More Than a Makeover
Park Science Center is renovated, expanded, and reimagined.
Work has begun on a major project to reimagine Park Science Center. The two-phase renovation includes a 10,000-square-foot addition and is designed to reinvigorate Park as a collaborative learning center with technology-rich classrooms and labs.
Phase I, budgeted at $21 million and slated to end in fall 2018, includes:
- A new modern physics lab with all-new equipment and small “roomettes” for controlled experiments
- A fully renovated electronics lab
- A two-story learning commons, including new technology for faculty/student collaboration
- An enhanced public space called The Science Crossroads that will feature state-of-the-art technology and video for science on display and also enhance circulation within the building
- Nine student study and seminar rooms equipped with technology, blackboards, and whiteboards
- Upgrades to seven classrooms and lecture halls
- A new computer science teaching laboratory
Have You Heard of These Bryn Mawr Trailblazers in Science?
Nettie Maria Stevens, Ph.D. 1903 (1861–1912) discovered the XY chromosome system. A late-in-life scientist, she earned her Ph.D. at the age of 42.
Florence Bascom (1862–1945) created Bryn Mawr’s geology department. American Men of Science voted her one of the top 100 geologists in 1906.
Emily Noether (1882–1935) developed work that led to a body of principles unifying algebra, geometry, linear algebra, topology, and logic.
Hilda Geringer (1893–1973) taught at Bryn Mawr in the early 1940s and is known for her pioneering work on the mathematical basis of Mendelian genetics.
Katharine Burr Blodgett, Class of 1917 (1898–1979), was Cambridge’s first woman physics Ph.D. recipient and a G.E. researcher on monomolecular coatings for eyeglasses, lenses, aircraft deicing, etc.
Lilli Schwenk Hornig ’42 (1921–2017), one of the only women scientists at Los Alamos, worked on plutonium chemistry and high-explosive lenses.
Katharine Blodgett Gebbie ’54 (1932–2016) founded the National Institute of Standards and Technology's Physical Measurement Lab, where she mentored four Nobel physicists.

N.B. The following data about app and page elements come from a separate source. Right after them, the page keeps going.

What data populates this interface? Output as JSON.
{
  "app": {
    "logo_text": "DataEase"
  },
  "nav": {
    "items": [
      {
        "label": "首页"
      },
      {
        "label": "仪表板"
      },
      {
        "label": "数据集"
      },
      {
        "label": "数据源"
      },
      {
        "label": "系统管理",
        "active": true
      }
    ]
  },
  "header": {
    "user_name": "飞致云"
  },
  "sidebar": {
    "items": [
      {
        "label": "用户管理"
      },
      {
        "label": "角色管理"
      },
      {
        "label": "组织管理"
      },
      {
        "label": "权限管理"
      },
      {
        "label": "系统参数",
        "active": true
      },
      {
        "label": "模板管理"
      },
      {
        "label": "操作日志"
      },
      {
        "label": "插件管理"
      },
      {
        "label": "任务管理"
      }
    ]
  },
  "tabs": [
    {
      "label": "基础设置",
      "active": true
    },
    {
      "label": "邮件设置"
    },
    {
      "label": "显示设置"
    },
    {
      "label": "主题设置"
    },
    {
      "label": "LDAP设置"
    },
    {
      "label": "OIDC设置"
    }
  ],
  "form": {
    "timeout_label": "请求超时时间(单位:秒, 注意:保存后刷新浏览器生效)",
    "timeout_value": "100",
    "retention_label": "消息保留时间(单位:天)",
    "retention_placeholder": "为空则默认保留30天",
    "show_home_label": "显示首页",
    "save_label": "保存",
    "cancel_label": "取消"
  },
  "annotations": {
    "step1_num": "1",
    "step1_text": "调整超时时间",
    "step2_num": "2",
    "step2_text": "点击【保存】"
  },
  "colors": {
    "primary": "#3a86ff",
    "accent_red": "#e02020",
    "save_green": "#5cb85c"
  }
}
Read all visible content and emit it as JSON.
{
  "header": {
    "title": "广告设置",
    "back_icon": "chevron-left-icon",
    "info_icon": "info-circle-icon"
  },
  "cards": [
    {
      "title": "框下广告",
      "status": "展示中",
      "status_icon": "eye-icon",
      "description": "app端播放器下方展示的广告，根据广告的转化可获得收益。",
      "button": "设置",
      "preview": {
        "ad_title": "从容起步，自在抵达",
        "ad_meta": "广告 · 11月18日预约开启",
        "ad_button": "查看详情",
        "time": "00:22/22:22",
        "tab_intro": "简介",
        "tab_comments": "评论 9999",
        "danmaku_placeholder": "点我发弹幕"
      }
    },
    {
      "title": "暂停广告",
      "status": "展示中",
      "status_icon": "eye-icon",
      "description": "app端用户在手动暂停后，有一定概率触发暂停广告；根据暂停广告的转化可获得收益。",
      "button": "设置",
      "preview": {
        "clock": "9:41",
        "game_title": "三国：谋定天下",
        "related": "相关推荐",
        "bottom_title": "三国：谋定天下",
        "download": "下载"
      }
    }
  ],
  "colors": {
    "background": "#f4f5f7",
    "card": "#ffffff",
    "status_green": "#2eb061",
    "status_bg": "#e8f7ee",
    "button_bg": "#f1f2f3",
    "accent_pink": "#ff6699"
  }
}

Candace Beebe Pert ’70 (1946–2013), a neuroscientist and pharmacologist, discovered the opiate receptor that binds endorphins in the brain.
Who was Marion Edwards Park?
Park became Bryn Mawr’s third president after having served as dean at both Simmons College and Radcliffe College. During her presidency, she led efforts to enrich the College’s curriculum, particularly in the areas of the fine arts, history of architecture and arts, and archeology. She also initiated Bryn Mawr’s cooperative programs with Haverford, Swarthmore, and the University of Pennsylvania.
The Great Depression, rise of fascism, and beginning of World War II created many challenges, but Park provided steady, optimistic leadership throughout, notably joining with other U.S. institutions to employ refugee scholars from European universities.
A scholar in the fields of Classics and English, Park earned her A.B. (1898), M.A. (1899), and Ph.D. (1918) from Bryn Mawr. As a student, she received the College’s European Fellowship and used it to attend the American School of Classical Studies in Athens, Greece.
Learn More About the Project
STEM at Bryn Mawr
- Bryn Mawr College awards approximately three times the national average for degrees awarded to women in STEM.
- In 2013, Bryn Mawr became the first women’s institution to work with the Posse Foundation to recruit a STEM Posse.
- From 2013–2015, 11 percent of Bryn Mawr students majored in math, 14.6 times the national average for women.
- Math and Biology are the top majors declared by current juniors and seniors.
- The natural sciences comprise 33 percent of all majors declared by current juniors and seniors.
- Bryn Mawr's postbaccalaureate premedical program is one of the nation’s oldest with a consistent medical school acceptance rate of more than 98 percent.